Data extracted from a collection:
········
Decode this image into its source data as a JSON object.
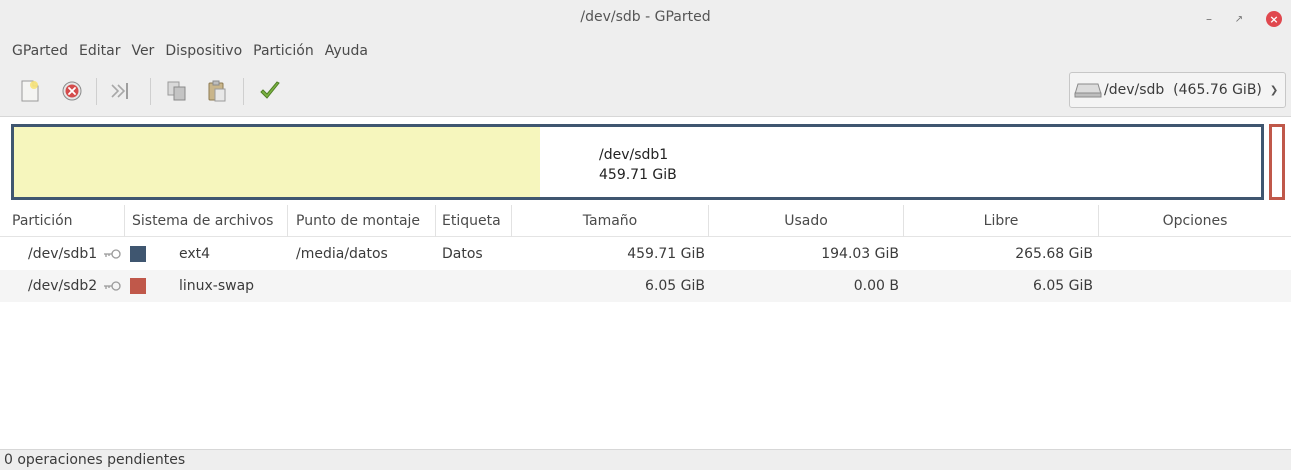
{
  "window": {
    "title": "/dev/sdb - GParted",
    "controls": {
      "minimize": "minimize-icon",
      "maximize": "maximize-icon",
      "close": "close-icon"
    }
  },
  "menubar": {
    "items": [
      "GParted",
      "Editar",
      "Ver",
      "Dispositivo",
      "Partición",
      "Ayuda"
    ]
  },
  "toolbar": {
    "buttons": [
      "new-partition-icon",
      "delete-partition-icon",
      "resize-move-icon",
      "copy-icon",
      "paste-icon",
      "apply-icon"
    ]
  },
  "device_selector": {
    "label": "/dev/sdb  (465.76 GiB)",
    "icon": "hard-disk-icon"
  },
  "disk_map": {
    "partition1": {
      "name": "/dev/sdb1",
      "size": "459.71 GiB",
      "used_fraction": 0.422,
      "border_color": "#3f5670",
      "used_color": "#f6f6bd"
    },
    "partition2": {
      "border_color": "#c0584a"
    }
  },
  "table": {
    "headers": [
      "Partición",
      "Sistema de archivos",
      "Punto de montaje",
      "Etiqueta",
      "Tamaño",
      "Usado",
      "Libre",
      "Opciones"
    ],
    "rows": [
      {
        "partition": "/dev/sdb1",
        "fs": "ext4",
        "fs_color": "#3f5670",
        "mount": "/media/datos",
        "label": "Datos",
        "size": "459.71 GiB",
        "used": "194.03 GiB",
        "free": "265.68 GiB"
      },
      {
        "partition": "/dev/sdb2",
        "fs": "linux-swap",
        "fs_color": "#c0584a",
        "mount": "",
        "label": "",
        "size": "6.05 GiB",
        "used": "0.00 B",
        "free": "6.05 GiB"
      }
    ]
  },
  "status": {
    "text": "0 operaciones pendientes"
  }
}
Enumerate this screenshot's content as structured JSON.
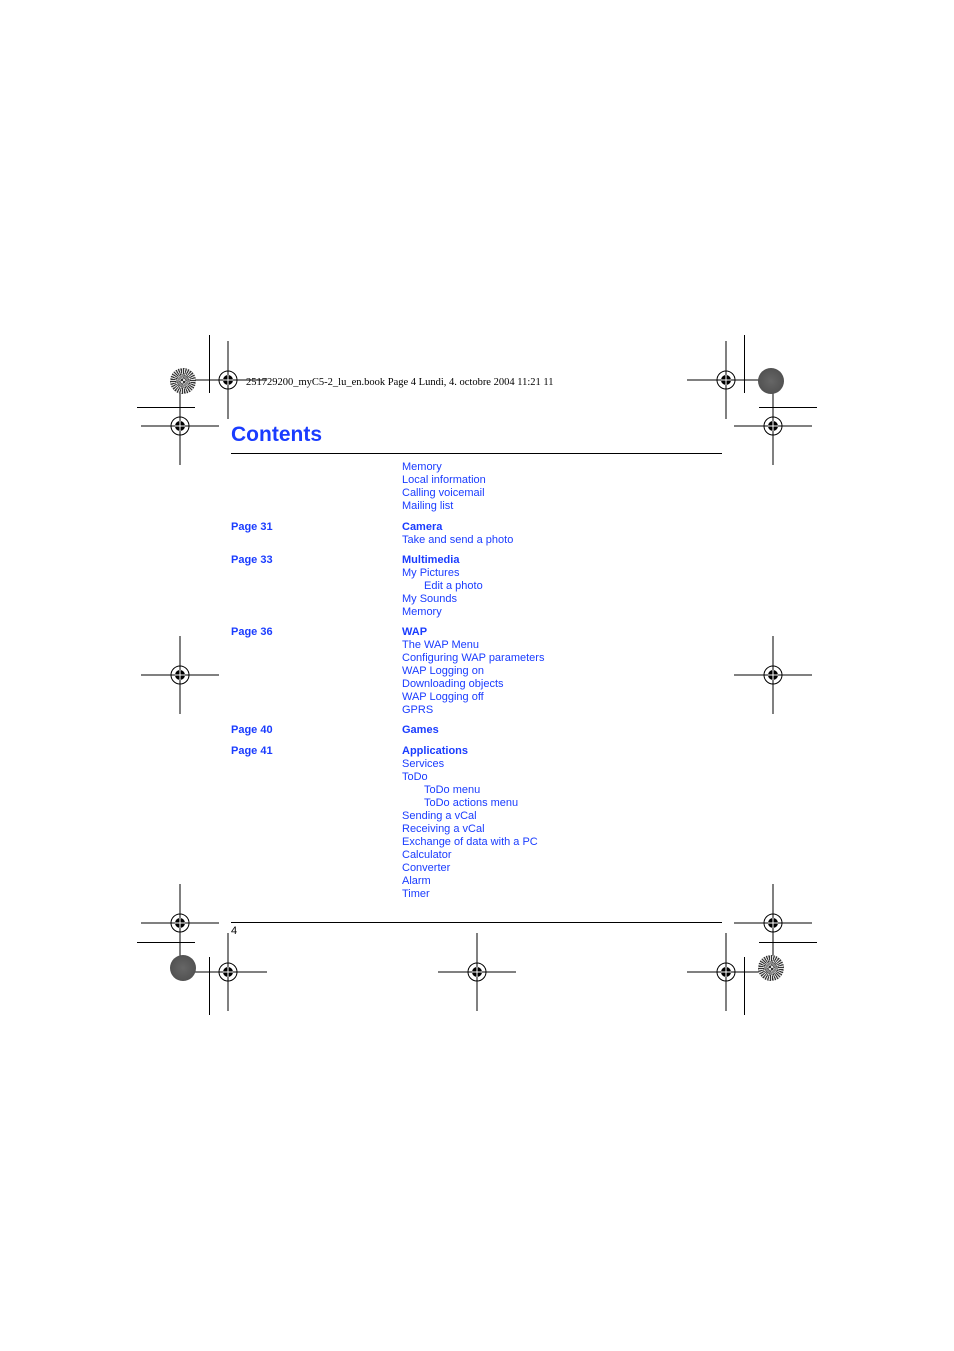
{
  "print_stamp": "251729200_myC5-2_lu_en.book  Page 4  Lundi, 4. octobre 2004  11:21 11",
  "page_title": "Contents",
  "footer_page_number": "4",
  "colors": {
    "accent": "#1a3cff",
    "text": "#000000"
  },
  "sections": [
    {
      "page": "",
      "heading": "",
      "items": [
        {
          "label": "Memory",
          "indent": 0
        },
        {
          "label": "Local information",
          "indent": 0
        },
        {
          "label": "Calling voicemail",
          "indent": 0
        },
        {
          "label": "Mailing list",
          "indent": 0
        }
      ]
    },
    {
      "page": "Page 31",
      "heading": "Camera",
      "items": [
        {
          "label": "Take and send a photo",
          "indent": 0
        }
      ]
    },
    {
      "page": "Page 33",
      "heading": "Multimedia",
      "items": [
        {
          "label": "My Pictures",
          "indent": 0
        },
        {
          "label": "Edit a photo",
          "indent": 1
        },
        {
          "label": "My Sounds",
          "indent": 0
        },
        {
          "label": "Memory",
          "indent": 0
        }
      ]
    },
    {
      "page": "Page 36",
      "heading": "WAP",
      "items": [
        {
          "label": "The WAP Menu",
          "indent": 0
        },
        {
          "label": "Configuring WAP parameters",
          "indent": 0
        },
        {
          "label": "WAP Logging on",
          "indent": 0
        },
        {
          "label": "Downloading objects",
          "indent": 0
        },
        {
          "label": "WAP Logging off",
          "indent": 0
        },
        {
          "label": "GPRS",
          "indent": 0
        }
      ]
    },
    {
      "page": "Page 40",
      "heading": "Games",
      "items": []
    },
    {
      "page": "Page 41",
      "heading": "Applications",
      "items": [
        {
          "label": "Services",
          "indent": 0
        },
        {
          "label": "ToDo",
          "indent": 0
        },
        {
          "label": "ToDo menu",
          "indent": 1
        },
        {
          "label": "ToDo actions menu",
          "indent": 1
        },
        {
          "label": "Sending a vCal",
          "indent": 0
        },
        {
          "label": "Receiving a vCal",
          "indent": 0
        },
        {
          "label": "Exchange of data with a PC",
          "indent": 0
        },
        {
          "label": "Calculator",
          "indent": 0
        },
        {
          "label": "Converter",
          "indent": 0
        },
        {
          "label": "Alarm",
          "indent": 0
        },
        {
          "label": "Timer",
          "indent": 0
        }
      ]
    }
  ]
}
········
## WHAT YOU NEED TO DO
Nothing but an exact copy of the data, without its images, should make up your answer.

## SOLUTION TO THIS TASK
Decode this image into its source data as a JSON object.
{
  "window": {
    "title": "/dev/sdb - GParted",
    "controls": {
      "minimize": "minimize-icon",
      "maximize": "maximize-icon",
      "close": "close-icon"
    }
  },
  "menubar": {
    "items": [
      "GParted",
      "Editar",
      "Ver",
      "Dispositivo",
      "Partición",
      "Ayuda"
    ]
  },
  "toolbar": {
    "buttons": [
      "new-partition-icon",
      "delete-partition-icon",
      "resize-move-icon",
      "copy-icon",
      "paste-icon",
      "apply-icon"
    ]
  },
  "device_selector": {
    "label": "/dev/sdb  (465.76 GiB)",
    "icon": "hard-disk-icon"
  },
  "disk_map": {
    "partition1": {
      "name": "/dev/sdb1",
      "size": "459.71 GiB",
      "used_fraction": 0.422,
      "border_color": "#3f5670",
      "used_color": "#f6f6bd"
    },
    "partition2": {
      "border_color": "#c0584a"
    }
  },
  "table": {
    "headers": [
      "Partición",
      "Sistema de archivos",
      "Punto de montaje",
      "Etiqueta",
      "Tamaño",
      "Usado",
      "Libre",
      "Opciones"
    ],
    "rows": [
      {
        "partition": "/dev/sdb1",
        "fs": "ext4",
        "fs_color": "#3f5670",
        "mount": "/media/datos",
        "label": "Datos",
        "size": "459.71 GiB",
        "used": "194.03 GiB",
        "free": "265.68 GiB"
      },
      {
        "partition": "/dev/sdb2",
        "fs": "linux-swap",
        "fs_color": "#c0584a",
        "mount": "",
        "label": "",
        "size": "6.05 GiB",
        "used": "0.00 B",
        "free": "6.05 GiB"
      }
    ]
  },
  "status": {
    "text": "0 operaciones pendientes"
  }
}
Enumerate this screenshot's content as structured JSON.
{
  "print_stamp": "251729200_myC5-2_lu_en.book  Page 4  Lundi, 4. octobre 2004  11:21 11",
  "page_title": "Contents",
  "footer_page_number": "4",
  "colors": {
    "accent": "#1a3cff",
    "text": "#000000"
  },
  "sections": [
    {
      "page": "",
      "heading": "",
      "items": [
        {
          "label": "Memory",
          "indent": 0
        },
        {
          "label": "Local information",
          "indent": 0
        },
        {
          "label": "Calling voicemail",
          "indent": 0
        },
        {
          "label": "Mailing list",
          "indent": 0
        }
      ]
    },
    {
      "page": "Page 31",
      "heading": "Camera",
      "items": [
        {
          "label": "Take and send a photo",
          "indent": 0
        }
      ]
    },
    {
      "page": "Page 33",
      "heading": "Multimedia",
      "items": [
        {
          "label": "My Pictures",
          "indent": 0
        },
        {
          "label": "Edit a photo",
          "indent": 1
        },
        {
          "label": "My Sounds",
          "indent": 0
        },
        {
          "label": "Memory",
          "indent": 0
        }
      ]
    },
    {
      "page": "Page 36",
      "heading": "WAP",
      "items": [
        {
          "label": "The WAP Menu",
          "indent": 0
        },
        {
          "label": "Configuring WAP parameters",
          "indent": 0
        },
        {
          "label": "WAP Logging on",
          "indent": 0
        },
        {
          "label": "Downloading objects",
          "indent": 0
        },
        {
          "label": "WAP Logging off",
          "indent": 0
        },
        {
          "label": "GPRS",
          "indent": 0
        }
      ]
    },
    {
      "page": "Page 40",
      "heading": "Games",
      "items": []
    },
    {
      "page": "Page 41",
      "heading": "Applications",
      "items": [
        {
          "label": "Services",
          "indent": 0
        },
        {
          "label": "ToDo",
          "indent": 0
        },
        {
          "label": "ToDo menu",
          "indent": 1
        },
        {
          "label": "ToDo actions menu",
          "indent": 1
        },
        {
          "label": "Sending a vCal",
          "indent": 0
        },
        {
          "label": "Receiving a vCal",
          "indent": 0
        },
        {
          "label": "Exchange of data with a PC",
          "indent": 0
        },
        {
          "label": "Calculator",
          "indent": 0
        },
        {
          "label": "Converter",
          "indent": 0
        },
        {
          "label": "Alarm",
          "indent": 0
        },
        {
          "label": "Timer",
          "indent": 0
        }
      ]
    }
  ]
}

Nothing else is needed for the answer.